DATA IN THIS EXERCISE.
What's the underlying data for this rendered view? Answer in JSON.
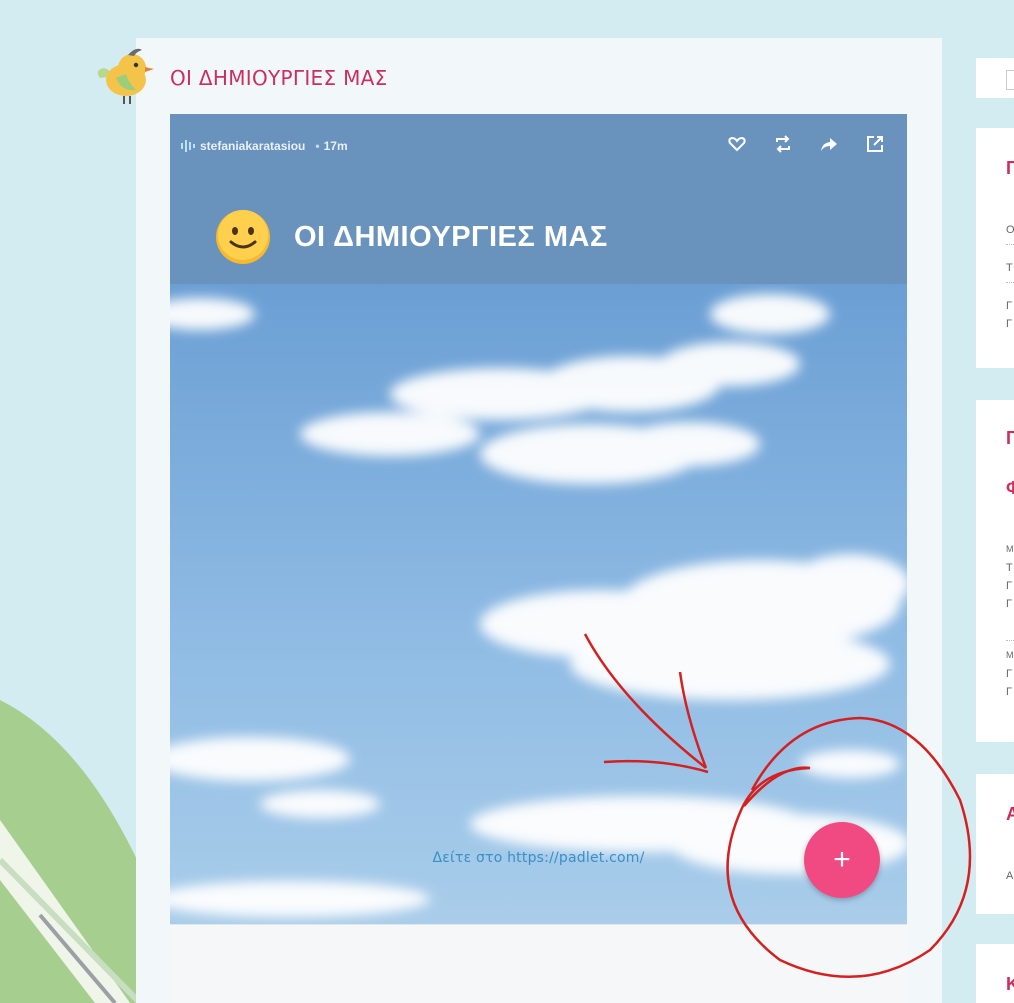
{
  "post": {
    "title": "ΟΙ ΔΗΜΙΟΥΡΓΙΕΣ ΜΑΣ",
    "avatar_icon": "bird-icon"
  },
  "padlet": {
    "author": "stefaniakaratasiou",
    "separator": "•",
    "time_ago": "17m",
    "board_title": "ΟΙ ΔΗΜΙΟΥΡΓΙΕΣ ΜΑΣ",
    "board_icon": "smiley-icon",
    "header_color": "#6992bd",
    "actions": [
      "heart-icon",
      "remix-icon",
      "share-icon",
      "open-external-icon"
    ],
    "add_button_label": "+",
    "add_button_color": "#f14a82",
    "footer_link": "Δείτε στο https://padlet.com/"
  },
  "sidebar": {
    "widgets": [
      {
        "title": "",
        "lines": []
      },
      {
        "title": "Γ",
        "lines": [
          "Ο",
          "Τ",
          "Γ",
          "Γ"
        ]
      },
      {
        "title": "Γ",
        "title2": "Φ",
        "lines": [
          "Μ",
          "Τ",
          "Γ",
          "Γ",
          "Μ",
          "Γ",
          "Γ"
        ]
      },
      {
        "title": "Α",
        "lines": [
          "Α"
        ]
      },
      {
        "title": "Κ",
        "lines": []
      }
    ]
  },
  "colors": {
    "accent": "#c9305e",
    "annotation": "#d42020",
    "background": "#d3ecf2"
  }
}
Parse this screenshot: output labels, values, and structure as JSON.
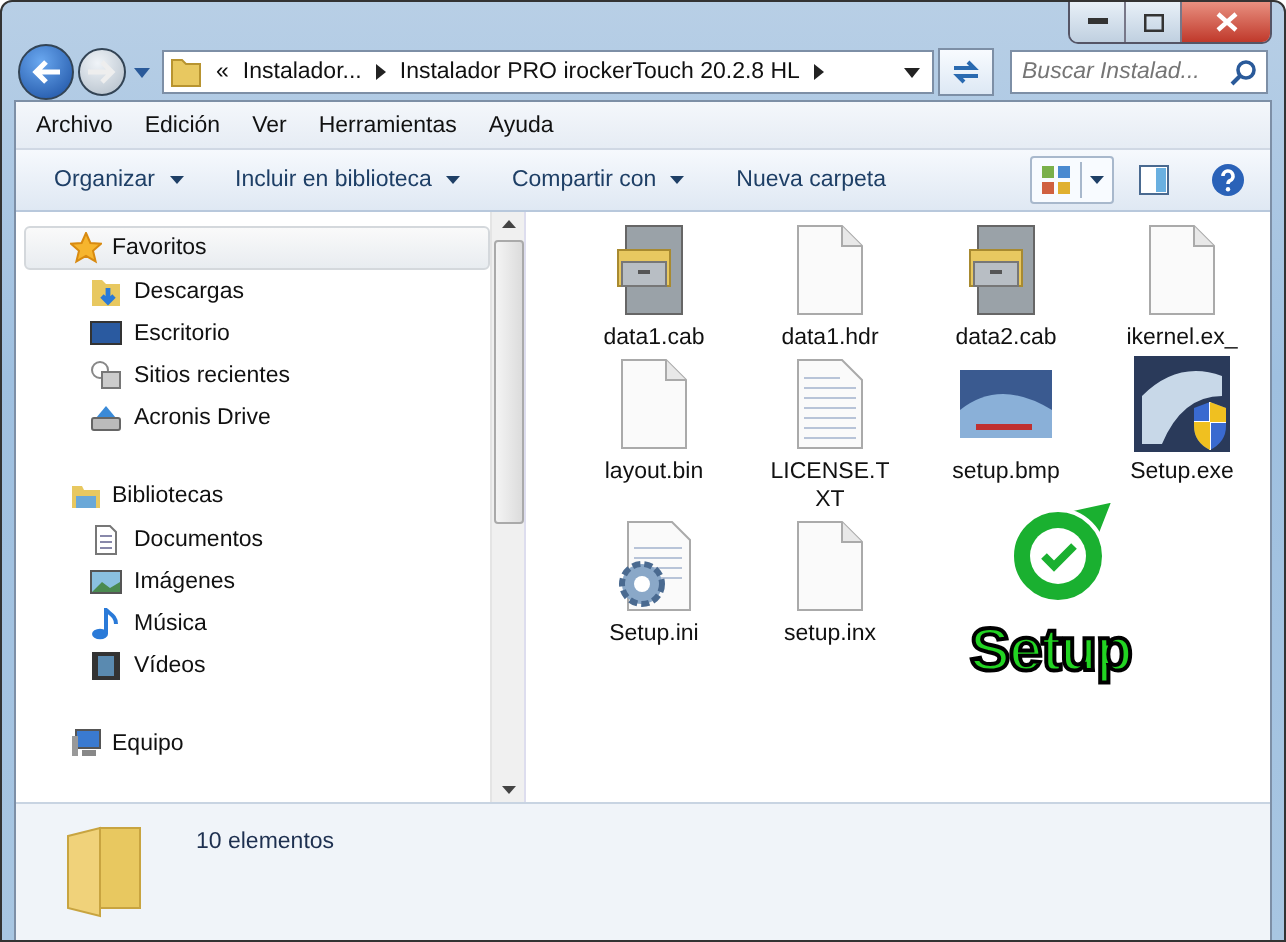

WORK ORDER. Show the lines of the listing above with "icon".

TASK SOLUTION.
    "avatar_icon": "bird-icon"
    "board_icon": "smiley-icon",
      "heart-icon",
      "remix-icon",
      "share-icon",
      "open-external-icon"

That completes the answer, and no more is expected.